Article Index

1. Other types

Almost all other types of intersections are variations of distance-distance, direction-distance, and direction-direction.

a. Angle-distance

An angle-distance intersection, Figure F-1, is similar to direction-distance. The only difference is that angle-distance uses an angle and its turn direction from the base line. Otherwise, the solution process is the same.

Figure F-1
Angle-distance intersection

The angle turn direction (right/left, clockwise/counterclockwise) must be provided to prevent an ambiguity. Figure F-2 shows four different intersection points (two to the left, two to the right) depending on the direction of the angle at point J.

Figure F-2
Angle-angle ambiguity

b. Angle-angle

An angle-angle intersection, Figure F-3, is similar to a direction-direction intersection. Instead of directions to the intersection point, angles at both ends of the base line are included. Directions can be computed from these angles. The solution process is the same as a direction-direction intersection.

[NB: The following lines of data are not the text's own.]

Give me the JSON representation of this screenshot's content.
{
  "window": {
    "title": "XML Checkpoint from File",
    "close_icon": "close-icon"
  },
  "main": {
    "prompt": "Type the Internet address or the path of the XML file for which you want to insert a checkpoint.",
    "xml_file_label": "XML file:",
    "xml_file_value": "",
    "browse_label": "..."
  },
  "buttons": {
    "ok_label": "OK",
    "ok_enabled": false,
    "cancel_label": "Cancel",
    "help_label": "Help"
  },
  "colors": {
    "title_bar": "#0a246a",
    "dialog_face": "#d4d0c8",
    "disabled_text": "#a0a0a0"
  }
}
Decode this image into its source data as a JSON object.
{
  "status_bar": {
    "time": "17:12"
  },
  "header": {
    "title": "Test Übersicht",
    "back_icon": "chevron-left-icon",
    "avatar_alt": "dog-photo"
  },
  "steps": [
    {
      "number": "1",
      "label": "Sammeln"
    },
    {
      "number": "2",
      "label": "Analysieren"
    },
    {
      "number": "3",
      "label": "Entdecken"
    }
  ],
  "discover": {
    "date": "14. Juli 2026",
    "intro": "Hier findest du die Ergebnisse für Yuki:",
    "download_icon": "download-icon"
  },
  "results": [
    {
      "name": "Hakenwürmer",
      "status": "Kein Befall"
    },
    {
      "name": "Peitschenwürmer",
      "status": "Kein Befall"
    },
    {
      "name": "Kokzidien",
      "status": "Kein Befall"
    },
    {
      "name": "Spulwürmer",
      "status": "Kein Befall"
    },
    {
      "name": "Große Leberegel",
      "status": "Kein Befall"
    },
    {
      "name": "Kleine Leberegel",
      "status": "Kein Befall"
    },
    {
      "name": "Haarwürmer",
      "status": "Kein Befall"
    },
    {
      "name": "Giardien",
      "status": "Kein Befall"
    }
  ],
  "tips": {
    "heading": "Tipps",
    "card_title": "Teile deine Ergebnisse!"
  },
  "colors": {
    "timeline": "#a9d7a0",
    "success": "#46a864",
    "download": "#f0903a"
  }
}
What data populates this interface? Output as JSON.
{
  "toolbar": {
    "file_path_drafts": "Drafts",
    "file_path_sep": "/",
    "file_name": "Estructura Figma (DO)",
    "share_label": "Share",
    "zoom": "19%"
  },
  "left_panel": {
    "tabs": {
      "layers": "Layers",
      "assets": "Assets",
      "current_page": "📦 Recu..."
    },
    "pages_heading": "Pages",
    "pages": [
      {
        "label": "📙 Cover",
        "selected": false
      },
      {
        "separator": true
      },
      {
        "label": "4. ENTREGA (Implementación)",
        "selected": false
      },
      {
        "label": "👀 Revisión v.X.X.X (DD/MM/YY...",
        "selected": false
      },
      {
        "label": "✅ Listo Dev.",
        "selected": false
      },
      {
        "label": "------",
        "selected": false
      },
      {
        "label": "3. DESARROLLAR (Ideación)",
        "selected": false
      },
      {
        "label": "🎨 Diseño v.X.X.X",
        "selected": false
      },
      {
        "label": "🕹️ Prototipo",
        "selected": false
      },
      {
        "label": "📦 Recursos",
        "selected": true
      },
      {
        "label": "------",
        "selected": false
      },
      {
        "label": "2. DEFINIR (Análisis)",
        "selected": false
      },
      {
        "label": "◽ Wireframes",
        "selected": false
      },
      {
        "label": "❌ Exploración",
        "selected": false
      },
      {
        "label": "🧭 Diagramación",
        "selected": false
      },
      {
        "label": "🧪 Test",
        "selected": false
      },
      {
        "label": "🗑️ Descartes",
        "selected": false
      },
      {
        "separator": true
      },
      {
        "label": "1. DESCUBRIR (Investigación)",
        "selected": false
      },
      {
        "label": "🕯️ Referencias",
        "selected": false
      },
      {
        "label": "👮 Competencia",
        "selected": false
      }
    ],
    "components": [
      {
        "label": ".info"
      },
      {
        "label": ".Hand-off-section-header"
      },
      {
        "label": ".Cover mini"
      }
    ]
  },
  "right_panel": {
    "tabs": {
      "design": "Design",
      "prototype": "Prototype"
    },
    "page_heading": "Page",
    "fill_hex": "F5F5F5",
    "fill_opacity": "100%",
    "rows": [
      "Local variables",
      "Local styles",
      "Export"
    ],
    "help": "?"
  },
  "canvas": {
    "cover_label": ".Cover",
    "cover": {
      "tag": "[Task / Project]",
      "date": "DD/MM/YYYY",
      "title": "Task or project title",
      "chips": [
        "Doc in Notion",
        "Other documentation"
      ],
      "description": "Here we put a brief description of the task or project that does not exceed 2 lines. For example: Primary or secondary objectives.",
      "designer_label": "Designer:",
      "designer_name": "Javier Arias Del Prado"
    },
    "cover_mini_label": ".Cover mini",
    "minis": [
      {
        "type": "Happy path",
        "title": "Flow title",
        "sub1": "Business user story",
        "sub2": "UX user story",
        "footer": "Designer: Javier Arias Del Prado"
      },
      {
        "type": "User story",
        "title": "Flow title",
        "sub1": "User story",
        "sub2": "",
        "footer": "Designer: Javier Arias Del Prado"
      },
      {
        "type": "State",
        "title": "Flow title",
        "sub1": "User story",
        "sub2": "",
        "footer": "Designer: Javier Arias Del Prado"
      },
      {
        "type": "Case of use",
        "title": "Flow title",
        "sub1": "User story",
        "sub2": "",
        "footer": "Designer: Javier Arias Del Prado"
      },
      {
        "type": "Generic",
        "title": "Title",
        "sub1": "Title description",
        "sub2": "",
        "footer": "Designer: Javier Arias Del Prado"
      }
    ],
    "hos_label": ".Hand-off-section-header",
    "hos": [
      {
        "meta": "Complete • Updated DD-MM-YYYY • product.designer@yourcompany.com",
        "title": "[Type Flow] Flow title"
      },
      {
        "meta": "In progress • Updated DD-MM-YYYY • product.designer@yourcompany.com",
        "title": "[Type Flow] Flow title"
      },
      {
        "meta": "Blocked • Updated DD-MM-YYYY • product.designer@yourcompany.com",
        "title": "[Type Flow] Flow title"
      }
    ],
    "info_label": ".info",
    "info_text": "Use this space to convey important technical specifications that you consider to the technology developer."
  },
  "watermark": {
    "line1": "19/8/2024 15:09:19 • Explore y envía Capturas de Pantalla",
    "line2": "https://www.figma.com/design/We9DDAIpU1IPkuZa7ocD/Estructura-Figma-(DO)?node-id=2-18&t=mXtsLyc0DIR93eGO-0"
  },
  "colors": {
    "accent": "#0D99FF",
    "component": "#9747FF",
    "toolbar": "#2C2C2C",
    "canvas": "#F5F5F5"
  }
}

Figure F-3
Angle-angle intersection

As with the angle-distance intersection, turn directions for each angle must be included. If turn directions are not included, there are four possible scenatoris, only two if which will result in an intersection, Figure F-4.


(a)

Angle J: (-)

Angle K: (+)

 


(b)

Angle J: (+)

Angle K: (-)


(c)

Angle J: (+)

Angle K: (+)

No intersection


(d)

Angle J: (-)

Angle K: (-)

No intersection

Figure F-4
Angle turn directions

c. Arc-arc

An arc-arc (circle-circle) intersection, Figure F-5, is the same as is a distance-distance intersection. The radius point of each arc defines the base line and their respective radii are the two distances. As with a distance-distance intersection, there are two possible points and they would be solved for the same way.

Figure F-5
Arc-arc intersection

d. Direction-arc

Figure F-6, is an direction-arc (direction-circle) intersection which is the same as a direction-distance intersection. A line at a specific direction starts at one end of the base line and intesects an arc centered on the other end.

Figure F-6
Arc-line intersection

As in the angle-distance intersection, the angle turn direction must be defined otherwise we have the same situation as shown in Figure F-2. The solution process is the otherwise same as the distance-direction method.

e. Angle-arc

A line at a specific angle at one end of the base line intersects an arc centered on the other end of the base line. This is the same as the angle-distance intersection and like that type, the angle turn direction must be specified otherwise the ambiguous situation in Figure F-7 will result.

Figure F-7
Angle-arc intersection


2. Field Variations

In all the methods discussed  direction and/or distance measurements were made from both ends of the base line. In order to turn an angle from one end of the base line, the other end must be visible to serve as a back sight. In the field, this isn't always practical or efficient. The key to intersection solution is that the unknown point must be visible from both ends of the base line, or, conversely, the end points are visible from the unknown point. This allows the surveyor to make a single instrument set up - at the unknown point.

a. Determining instrument location

The base line still forms a known side of the triangle even if the end points are not inter-visible. That means two other measurements are necessary in order to fix the triangle.

With a total station instrument (TSI) set up at the unknown point, Figure F-8, what measurements should be made?

 

Figure F-8
TSI set up


Figure F-9
Distance-distance

 

Distance-distance, Figure F-9

  • Measure distances to the base line end points.
  • Begin solving by using Law of Cosines.

 

 


Figure F-10
Distance-angle

 

Distance-angle, Figure F-10

  • Measure distance to one end of the base line and the angle between the end points.
  • Begin solving by using Law of Sines.

 

 


Figure F-11
Angle-distance

 

Angle-distance, Figure F-11

  • Measure distance to other end of the base line and the angle between the end points.
  • Begin solving by using Law of Sines.

 

 


Figure F-12
Distance-angle-distance

 

Distance-angle-distance, Figure F-12

  • To provide an independent check, measure both distances and the angle.

b. Determining length of obstructed line

Sometimes it's not the TSI location that is desired, but the distance between two non-inter-visible points. For example, the sight between two adjacent property corners may be blocked due to intermediate obstacles such as trees. The surveyor, however, can find a TSI location from which both points can be seen. The distances to and angle between the points can be measured from the TSI, Figure F-13.

Figure F-13
Obstructed line

This is called the missing line method since the desired line cannot be directly measured. Two distances and one angle measured are three elements of the triangle. The missing distance can be calculated using the Law of Cosines.

c. Leave it to the instrument

Being instrument-centric procedures, most TSI have onboard computational routines for instrument location and missing line determination providing sufficient measurements are made.

Comments (0)

There are no comments posted here yet